## To do
Once the lines below holding the string "avec" are counted, give that number alone.
**** The data ****
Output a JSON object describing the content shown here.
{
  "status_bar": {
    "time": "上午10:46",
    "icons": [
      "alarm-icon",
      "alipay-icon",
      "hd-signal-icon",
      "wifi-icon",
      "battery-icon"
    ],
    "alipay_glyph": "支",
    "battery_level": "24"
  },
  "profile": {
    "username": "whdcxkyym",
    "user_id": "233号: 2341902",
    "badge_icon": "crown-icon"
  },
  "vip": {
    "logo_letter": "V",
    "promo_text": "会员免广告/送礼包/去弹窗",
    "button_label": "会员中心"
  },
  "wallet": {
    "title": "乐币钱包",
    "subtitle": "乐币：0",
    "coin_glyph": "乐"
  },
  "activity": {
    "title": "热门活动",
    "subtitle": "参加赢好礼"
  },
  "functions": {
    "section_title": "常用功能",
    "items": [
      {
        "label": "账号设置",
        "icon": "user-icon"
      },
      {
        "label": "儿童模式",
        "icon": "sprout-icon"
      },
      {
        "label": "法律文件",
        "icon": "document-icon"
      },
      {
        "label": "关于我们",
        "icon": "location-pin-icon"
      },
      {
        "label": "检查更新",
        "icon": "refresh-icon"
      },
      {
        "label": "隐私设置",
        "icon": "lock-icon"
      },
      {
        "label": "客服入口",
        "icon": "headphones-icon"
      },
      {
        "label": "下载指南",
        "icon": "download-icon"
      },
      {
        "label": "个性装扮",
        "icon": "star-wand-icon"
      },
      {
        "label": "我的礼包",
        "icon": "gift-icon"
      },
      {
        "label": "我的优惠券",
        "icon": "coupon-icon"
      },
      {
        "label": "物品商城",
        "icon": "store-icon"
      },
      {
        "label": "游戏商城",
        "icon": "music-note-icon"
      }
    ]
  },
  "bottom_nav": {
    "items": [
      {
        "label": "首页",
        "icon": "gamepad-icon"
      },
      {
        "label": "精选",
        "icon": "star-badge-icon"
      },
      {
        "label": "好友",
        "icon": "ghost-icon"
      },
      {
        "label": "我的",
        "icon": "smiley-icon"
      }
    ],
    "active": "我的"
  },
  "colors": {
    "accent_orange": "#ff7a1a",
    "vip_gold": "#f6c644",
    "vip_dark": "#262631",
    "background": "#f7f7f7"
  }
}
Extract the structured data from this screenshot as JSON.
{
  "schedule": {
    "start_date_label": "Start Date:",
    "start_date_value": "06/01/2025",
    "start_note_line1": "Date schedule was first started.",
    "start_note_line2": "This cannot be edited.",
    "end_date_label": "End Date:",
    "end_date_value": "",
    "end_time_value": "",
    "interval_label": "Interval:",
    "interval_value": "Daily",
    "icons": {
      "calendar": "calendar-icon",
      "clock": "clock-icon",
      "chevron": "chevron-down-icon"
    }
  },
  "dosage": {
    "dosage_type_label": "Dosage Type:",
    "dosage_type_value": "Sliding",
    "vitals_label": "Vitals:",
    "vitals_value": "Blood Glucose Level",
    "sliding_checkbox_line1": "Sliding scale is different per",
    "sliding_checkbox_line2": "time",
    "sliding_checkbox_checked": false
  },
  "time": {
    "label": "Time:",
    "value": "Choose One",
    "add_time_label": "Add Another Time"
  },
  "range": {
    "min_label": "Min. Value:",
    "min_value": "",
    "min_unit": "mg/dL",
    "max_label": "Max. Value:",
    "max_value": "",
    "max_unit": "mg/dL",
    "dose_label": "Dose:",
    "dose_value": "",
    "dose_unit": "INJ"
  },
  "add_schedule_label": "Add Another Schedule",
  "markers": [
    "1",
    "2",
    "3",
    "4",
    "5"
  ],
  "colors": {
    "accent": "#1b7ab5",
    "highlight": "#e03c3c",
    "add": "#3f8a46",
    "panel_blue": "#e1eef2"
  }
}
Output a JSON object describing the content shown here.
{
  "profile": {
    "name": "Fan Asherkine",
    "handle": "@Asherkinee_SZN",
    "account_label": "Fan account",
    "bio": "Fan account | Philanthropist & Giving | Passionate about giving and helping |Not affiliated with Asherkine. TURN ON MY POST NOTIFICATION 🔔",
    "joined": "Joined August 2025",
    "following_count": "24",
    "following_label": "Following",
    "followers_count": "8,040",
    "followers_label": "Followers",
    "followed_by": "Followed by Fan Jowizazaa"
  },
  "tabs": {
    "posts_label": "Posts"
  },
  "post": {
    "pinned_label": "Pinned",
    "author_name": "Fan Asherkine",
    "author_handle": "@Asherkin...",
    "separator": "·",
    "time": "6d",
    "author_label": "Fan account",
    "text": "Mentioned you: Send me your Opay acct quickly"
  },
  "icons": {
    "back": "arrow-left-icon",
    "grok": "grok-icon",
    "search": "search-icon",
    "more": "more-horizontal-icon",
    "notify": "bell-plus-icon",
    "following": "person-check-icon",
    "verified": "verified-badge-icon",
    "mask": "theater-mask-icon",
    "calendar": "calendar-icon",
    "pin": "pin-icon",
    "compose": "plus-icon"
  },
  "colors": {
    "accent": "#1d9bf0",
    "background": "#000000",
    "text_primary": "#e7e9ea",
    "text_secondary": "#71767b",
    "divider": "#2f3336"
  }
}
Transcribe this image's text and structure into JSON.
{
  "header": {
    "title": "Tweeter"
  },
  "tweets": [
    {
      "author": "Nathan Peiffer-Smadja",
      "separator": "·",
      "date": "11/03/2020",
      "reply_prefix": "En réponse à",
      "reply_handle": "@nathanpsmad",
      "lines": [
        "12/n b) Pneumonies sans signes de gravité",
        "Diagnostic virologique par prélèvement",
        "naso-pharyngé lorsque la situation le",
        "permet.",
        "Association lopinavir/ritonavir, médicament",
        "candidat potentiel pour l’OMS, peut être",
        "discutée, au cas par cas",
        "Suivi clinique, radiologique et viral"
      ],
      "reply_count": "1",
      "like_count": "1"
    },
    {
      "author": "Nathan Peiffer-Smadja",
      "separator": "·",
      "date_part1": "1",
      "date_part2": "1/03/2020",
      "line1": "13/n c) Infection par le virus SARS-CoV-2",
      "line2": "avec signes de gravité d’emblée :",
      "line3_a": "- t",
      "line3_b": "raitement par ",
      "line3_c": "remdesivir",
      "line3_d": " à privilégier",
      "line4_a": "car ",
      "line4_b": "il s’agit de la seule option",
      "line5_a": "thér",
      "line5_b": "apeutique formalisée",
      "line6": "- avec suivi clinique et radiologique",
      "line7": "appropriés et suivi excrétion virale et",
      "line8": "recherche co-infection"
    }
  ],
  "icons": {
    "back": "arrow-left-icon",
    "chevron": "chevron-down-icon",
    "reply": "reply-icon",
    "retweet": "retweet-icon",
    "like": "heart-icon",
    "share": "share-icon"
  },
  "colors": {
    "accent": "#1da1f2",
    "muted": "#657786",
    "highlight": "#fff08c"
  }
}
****
## Solution for this task
2